-- About this exercise --
Locate the string "CurrentVersion" in the records below. Copy every line where it occurs.
Record extracts Start Marker
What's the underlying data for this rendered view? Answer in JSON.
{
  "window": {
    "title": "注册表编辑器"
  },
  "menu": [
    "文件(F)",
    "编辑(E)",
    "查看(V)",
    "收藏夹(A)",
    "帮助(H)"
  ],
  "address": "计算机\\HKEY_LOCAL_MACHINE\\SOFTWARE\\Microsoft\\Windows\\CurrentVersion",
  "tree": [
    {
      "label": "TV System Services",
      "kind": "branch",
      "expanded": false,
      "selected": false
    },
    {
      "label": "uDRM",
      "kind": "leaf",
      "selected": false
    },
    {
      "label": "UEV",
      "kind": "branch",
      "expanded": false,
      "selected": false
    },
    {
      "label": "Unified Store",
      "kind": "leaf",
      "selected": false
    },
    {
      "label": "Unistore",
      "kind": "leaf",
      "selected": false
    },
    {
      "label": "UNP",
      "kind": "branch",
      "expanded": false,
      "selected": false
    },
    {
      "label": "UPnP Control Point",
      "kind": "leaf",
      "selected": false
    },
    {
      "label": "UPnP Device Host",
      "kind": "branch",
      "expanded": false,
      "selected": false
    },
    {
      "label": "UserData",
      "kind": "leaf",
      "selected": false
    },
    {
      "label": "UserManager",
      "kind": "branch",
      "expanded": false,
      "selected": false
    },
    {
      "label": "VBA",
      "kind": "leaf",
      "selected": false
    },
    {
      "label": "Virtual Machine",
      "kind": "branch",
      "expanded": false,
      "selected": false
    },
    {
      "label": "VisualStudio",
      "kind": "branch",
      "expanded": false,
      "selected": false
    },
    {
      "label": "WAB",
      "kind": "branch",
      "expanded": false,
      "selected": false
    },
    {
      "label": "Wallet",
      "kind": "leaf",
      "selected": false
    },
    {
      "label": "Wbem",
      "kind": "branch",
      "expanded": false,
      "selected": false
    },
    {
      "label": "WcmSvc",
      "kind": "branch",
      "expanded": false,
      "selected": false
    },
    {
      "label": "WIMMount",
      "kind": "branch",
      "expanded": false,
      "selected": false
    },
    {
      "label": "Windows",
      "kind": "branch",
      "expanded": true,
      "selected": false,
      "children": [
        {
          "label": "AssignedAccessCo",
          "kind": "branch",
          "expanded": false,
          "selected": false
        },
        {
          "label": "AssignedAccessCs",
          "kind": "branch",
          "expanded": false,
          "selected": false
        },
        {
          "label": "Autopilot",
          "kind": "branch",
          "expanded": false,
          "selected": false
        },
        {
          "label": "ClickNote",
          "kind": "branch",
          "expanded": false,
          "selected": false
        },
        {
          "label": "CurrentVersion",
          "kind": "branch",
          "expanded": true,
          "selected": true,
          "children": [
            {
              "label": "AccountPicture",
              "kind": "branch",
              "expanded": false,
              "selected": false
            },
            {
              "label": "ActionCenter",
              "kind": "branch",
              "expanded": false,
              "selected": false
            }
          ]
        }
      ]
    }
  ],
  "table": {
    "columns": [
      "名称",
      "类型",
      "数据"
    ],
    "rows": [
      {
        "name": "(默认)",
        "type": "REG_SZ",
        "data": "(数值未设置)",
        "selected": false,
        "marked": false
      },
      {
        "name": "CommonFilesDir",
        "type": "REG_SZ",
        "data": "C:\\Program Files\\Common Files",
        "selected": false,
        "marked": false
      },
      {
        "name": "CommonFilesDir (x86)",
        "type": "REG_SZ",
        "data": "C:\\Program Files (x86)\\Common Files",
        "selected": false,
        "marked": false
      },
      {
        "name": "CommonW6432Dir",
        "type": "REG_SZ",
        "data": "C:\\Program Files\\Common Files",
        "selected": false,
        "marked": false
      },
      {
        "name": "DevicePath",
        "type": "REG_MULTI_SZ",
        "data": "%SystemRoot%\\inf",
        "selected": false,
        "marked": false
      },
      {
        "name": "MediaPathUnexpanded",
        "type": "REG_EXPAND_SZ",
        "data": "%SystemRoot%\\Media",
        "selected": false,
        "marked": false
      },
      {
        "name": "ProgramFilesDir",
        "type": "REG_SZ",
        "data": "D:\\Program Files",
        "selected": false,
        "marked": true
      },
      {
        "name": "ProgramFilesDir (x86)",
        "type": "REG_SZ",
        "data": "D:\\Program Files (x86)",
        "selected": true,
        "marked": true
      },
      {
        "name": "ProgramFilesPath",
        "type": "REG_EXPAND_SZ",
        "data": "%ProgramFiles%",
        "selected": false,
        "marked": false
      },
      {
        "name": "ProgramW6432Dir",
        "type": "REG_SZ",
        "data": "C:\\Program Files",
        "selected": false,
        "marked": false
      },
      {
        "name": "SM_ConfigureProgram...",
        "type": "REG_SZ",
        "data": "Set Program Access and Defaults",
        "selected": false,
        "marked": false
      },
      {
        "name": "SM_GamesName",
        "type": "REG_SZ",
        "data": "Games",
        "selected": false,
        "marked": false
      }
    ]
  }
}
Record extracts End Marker
-- Output --
  "address": "计算机\\HKEY_LOCAL_MACHINE\\SOFTWARE\\Microsoft\\Windows\\CurrentVersion",
          "label": "CurrentVersion",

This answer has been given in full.